During Big West play, there has been one dominant storyline for the UCSB women’s basketball team.

The Gauchos’ downfall is inconsistent play. They start the game playing well, but begin to watch the game slip away toward the end of each first half and then completely fall apart in the second half.

Saturday at UC Davis was no exception for Santa Barbara as the team fell 82-70.

“That’s been our struggle this year, is that we do well in spurts, and then other times we don’t,” senior guard Melissa Zornig said. “We showed how we can play the first half, and then the second half we had a lot of defensive breakdowns and weren’t attacking as much on offense.”

With the loss, UCSB has lost three straight and seven of its last eight, dropping the Gauchos to 6-14 overall and 1-6 in conference, which leaves them in eighth place. The Aggies move into a three-way tie for third place, improving to 9-11 overall and 4-3 in the Big West.

With a struggling team, Head Coach Carlene Mitchell changed the starting lineup, benching two of her three seniors and instead starting three freshmen, a sophomore and Zornig. The move worked as the Gauchos jumped out to an early 20-9 lead.

“We just had to mix it up and I was going with effort,” Mitchell said. “It’s obvious what we’ve been doing so far hasn’t worked and we just wanted energy to start the game.”

However, Davis responded, picking up its defensive intensity by switching into its trapping defense and offensively taking advantage of its size down low. The Aggies stormed back to take a one-point lead at halftime.

Opening up the second half, Santa Barbara came out flat once again. Three-point shots sparked a 7-0 fun for Davis, giving the Aggies a comfortable lead. In the second half, UCD shot 41.7 percent from three-point range.

“They have a lot of weapons on their team,” Zornig said. “They have good post players inside and then a lot of them can knock down the three. That’s their game and we knew that.”

Throughout the second half, UCSB found ways to cut the lead to five or six points several times, but could never come up with the defensive stop needed to get within one possession.

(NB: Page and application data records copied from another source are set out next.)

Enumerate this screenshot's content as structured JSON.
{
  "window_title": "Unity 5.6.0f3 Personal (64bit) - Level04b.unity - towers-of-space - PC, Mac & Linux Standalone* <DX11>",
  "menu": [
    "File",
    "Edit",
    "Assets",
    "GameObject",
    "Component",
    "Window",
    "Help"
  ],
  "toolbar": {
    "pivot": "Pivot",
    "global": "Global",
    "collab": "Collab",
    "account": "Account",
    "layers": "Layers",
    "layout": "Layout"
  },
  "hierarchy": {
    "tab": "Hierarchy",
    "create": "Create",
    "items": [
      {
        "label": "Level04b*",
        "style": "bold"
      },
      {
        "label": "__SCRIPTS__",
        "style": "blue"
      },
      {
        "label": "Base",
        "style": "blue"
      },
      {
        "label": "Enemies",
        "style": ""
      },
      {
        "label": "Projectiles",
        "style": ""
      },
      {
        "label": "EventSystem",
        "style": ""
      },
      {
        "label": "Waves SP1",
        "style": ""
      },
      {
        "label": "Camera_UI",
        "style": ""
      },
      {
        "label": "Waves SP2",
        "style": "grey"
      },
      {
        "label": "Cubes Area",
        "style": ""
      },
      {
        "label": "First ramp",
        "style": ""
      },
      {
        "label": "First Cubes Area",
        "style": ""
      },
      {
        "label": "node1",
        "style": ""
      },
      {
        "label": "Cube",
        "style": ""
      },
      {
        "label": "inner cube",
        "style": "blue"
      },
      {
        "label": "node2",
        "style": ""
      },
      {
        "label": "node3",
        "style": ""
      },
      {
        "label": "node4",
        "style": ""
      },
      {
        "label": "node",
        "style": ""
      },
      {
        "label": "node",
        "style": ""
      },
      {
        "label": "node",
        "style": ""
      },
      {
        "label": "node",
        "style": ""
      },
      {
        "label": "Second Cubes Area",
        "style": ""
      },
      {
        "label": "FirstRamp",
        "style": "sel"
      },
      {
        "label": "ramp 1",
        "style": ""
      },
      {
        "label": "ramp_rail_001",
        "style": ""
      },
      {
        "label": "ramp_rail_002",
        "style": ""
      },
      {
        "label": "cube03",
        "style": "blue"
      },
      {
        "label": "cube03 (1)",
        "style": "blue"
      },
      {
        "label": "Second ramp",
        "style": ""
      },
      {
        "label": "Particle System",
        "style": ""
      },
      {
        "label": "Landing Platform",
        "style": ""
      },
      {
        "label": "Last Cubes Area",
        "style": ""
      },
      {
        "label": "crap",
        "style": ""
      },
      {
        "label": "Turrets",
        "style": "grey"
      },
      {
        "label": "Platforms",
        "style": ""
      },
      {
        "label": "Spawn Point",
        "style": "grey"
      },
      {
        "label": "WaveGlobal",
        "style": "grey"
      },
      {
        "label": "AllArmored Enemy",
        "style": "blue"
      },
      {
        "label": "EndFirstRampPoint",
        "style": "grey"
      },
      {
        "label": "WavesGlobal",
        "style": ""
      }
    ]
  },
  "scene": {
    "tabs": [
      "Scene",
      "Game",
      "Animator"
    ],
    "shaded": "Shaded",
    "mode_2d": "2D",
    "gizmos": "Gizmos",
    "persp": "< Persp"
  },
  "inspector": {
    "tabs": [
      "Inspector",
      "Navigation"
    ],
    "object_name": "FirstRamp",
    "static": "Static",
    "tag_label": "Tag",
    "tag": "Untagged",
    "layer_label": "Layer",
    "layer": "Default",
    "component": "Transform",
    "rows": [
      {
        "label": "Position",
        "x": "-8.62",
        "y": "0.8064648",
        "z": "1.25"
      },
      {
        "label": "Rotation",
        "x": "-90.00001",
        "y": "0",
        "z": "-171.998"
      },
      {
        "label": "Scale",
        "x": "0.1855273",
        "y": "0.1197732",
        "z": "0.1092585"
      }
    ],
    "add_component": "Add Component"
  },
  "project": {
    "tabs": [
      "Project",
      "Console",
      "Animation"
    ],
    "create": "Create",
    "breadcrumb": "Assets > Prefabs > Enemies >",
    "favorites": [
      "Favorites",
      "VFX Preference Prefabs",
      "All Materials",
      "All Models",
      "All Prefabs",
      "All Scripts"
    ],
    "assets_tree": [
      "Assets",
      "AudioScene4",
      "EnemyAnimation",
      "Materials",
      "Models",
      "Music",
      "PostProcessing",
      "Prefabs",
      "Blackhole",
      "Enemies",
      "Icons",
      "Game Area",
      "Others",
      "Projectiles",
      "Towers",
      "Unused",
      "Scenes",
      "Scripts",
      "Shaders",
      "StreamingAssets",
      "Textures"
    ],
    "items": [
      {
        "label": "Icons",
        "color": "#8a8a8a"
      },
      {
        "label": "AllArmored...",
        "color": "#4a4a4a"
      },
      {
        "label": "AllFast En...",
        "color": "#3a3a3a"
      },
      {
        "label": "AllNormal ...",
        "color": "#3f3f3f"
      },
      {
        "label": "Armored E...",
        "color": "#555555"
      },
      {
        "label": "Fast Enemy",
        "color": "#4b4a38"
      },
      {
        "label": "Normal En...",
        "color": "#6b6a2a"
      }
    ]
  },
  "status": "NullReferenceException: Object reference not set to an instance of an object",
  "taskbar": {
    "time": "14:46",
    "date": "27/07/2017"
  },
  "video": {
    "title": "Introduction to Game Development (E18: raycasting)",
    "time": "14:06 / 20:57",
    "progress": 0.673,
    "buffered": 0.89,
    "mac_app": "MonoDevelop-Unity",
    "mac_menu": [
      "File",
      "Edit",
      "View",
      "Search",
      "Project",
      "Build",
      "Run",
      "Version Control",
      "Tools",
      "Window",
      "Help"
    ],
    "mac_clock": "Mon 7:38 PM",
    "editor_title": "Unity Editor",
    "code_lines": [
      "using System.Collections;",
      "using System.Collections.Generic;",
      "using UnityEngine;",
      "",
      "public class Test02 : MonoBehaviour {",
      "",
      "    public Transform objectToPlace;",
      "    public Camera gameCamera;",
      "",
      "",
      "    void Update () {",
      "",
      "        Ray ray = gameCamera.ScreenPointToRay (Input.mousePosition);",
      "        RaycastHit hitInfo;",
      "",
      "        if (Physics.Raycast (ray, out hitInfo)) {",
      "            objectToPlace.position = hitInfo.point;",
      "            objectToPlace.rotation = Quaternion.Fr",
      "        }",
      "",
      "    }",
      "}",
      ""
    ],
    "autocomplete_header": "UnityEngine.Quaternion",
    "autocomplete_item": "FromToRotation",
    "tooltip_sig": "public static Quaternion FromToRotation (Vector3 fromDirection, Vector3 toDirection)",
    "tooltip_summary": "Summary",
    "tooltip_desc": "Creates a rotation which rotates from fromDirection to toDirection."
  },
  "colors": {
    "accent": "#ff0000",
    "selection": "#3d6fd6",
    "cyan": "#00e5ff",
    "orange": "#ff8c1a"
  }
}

“At that point, it’s more mental than anything. You can’t trade baskets, especially when you’re down,” senior guard Nicole Nesbit said. “There were a couple times where we would get a stop, we’d go down and score and then miss a box out or something like that. I know we had a couple of key mental mistakes in the second half and things like that cost you games.”

The biggest discrepancy came at the free throw line. The Aggies, the best free throw shooting team in the Big West, shot 31-36 from the charity stripe while the Gauchos did not stand up to their second place ranking in conference, shooting just 18-29 from the line.

“I’m not even going to spend the effort talking about their 36 attempts. It was our lack of knocking down the 29 attempts we had,” Mitchell said. “If you’re going to get that many attempts on the road, you have to focus. You win on the road by making layups, not turning the ball over and getting to the free throw line. We got there; we just didn’t knock them down.”

Davis’ leading scorer, junior forward Sydnee Fipps, scored 21 points for Davis, but it was sophomore forward Alyson Doherty that killed UCSB and exploited its lack of height down low. Although averaging 11.7 points per game, Doherty exploded for a game-high 23 points on 7-11 shooting, including 9-12 from the free throw line.

For Santa Barbara, Nesbit led the team with 17 points while Zornig added 14 points and a team-high eight rebounds. In addition, in her first start in conference play, freshman forward Mi’Chael Wright finished the afternoon with nine points and seven rebounds.

“Mi’Chael’s that blue-collar kid that is going to go after every rebound and that’s why we recruited her,” Mitchell said. “She stepped up tonight.”

UCSB returns home next week to take on Hawaii and Long Beach State.


A version of this article appeared on page 6 of February 3, 2013’s print edition of The Daily Nexus.

Photo by Shaminder Dhindsa of The Daily Nexus.